genre and familiar set of characters could not be taken for granted, and instead
would surprise us time and again, was the goal.

To work, though, there had to be a full commitment to letting it take shape as

intended, and to stay the course even though it might be so unexpected at first many
people would be unsure what to think or expect. The hope was, by offering a
visionary new take not just on the characters but on the entire genre, by ambitiously
pursuing a deconstructive narrative that spans multiple films, and by demonstrating
a willingness to kill off the heroes and provide stories consistently shooting for the
moon in terms of scope and epic cinematic presentation, audiences would overcome
their own expectations or any initial uncertainty and embrace such a unique,
unexpected, bold approach. 10/12
31/1/2018 What Zack Snyder's DCEU Was Really All About, And Why So Many People Rejected It


Source: Warner Bros.

Zack Snyder on the set of Warner's "Justice League"

It turned out, however, people didn't want so much deconstruction so soon, and the
appeal of such an approach in terms of the specific characterizations and storytelling
is more limited than expected. Mainstream tastes for this genre can embrace variety,
as the past success of many different superhero movies has proven, but it's
important to understand where the limits are when it comes to pushing viewers to
set aside preferences and expectations, and to be willing to try to meet expectations
and preferences at least in balance with the attempt to subvert and challenge them.
There are ways to play against expectations while ultimately coming full circle and
delivering a version of what's expected even within a new approach that
incorporates different elements the filmmakers hope to merge into mainstream
tastes and expectations.

Batman v Superman and the overall DCEU approach didn't attempt that, or didn't
do it enough to satisfy enough mainstream audiences and fans to succeed at a level it
needed to reach. It's box office and audience scores weren't enough to create
excitement and anticipation for what would come next, in other words, so while
Suicide Squad managed good box office numbers it still also was a drop
fromBatman v Superman despite the inclusion of Batman and the Joker alongside
breakout Harley Quinn and a cast including a big name like Will Smith. Wonder
Woman was a bonafide smash hit, of course, because it did precisely what I was
talking about -- both surprising us with new, unique takes and elements while not
only meeting expectations and certain preferences but wildly exceeding them. 11/12
31/1/2018 What Zack Snyder's DCEU Was Really All About, And Why So Many People Rejected It

Justice League was the true "follow up" to Batman v Superman, and the audience
reaction was clearly a downturn representing hangover from Batman v Superman.

I can't help thinking some day, years from now, many people will look back at the
early DCEU and revisit the longer director's cut ofBatman v Superman and of
Suicide Squad, and then look at what Snyder's full vision for Justice League had
originally been -- including the plans for two back to back films -- and think maybe
we should've been given that, maybe it would've been far greater than we realize. I
for one already wish they'd released a version of the Batman v
Superman Ultimate Edition (with a few edits to trim down the car chase sequence a
few other bits, to get it down to maybe 2 hrs 45 minutes) and the original cut of
Suicide Squad, and then regardless of the reactions to Batman v Superman just let
Snyder make his two-part Justice League project too.

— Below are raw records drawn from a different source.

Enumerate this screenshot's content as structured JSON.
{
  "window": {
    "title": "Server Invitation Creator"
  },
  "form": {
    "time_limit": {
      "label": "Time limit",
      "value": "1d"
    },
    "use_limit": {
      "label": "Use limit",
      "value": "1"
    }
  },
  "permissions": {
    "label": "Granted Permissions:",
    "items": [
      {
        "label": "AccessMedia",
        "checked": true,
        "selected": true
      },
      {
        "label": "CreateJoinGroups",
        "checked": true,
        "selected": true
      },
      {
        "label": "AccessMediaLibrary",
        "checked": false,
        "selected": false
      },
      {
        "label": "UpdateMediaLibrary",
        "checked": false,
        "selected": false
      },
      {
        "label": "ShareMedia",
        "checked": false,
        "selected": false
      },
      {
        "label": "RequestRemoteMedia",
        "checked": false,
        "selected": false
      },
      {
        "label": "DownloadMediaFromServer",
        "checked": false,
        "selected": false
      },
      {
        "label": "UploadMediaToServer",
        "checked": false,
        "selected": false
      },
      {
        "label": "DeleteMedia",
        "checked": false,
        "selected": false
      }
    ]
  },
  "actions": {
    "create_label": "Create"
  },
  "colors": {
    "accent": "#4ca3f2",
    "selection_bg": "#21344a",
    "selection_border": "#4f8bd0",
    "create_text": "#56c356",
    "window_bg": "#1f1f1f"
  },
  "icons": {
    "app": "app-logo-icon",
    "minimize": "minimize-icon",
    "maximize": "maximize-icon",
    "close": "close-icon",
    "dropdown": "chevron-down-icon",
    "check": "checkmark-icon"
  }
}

Source: Warner Bros.

Poster for Warner's "Justice League"

We'll never fully know what it would've looked like, and maybe the same thing
would've happened in terms of terrible critical reception and box office trouble for
several of the films. But since Batman v Superman and Justice
League underperformed anyway and it didn't work out, I think they may as well
have at least released the films as intended (it surely couldn't have gone any worse
than it did, in light of the constant bad coverage of constant changes and lack of
confidence etc). I can like the films we got, while realizing it could've been much
better and potentially changed the course of the whole DCEU -- or not changed the 12/12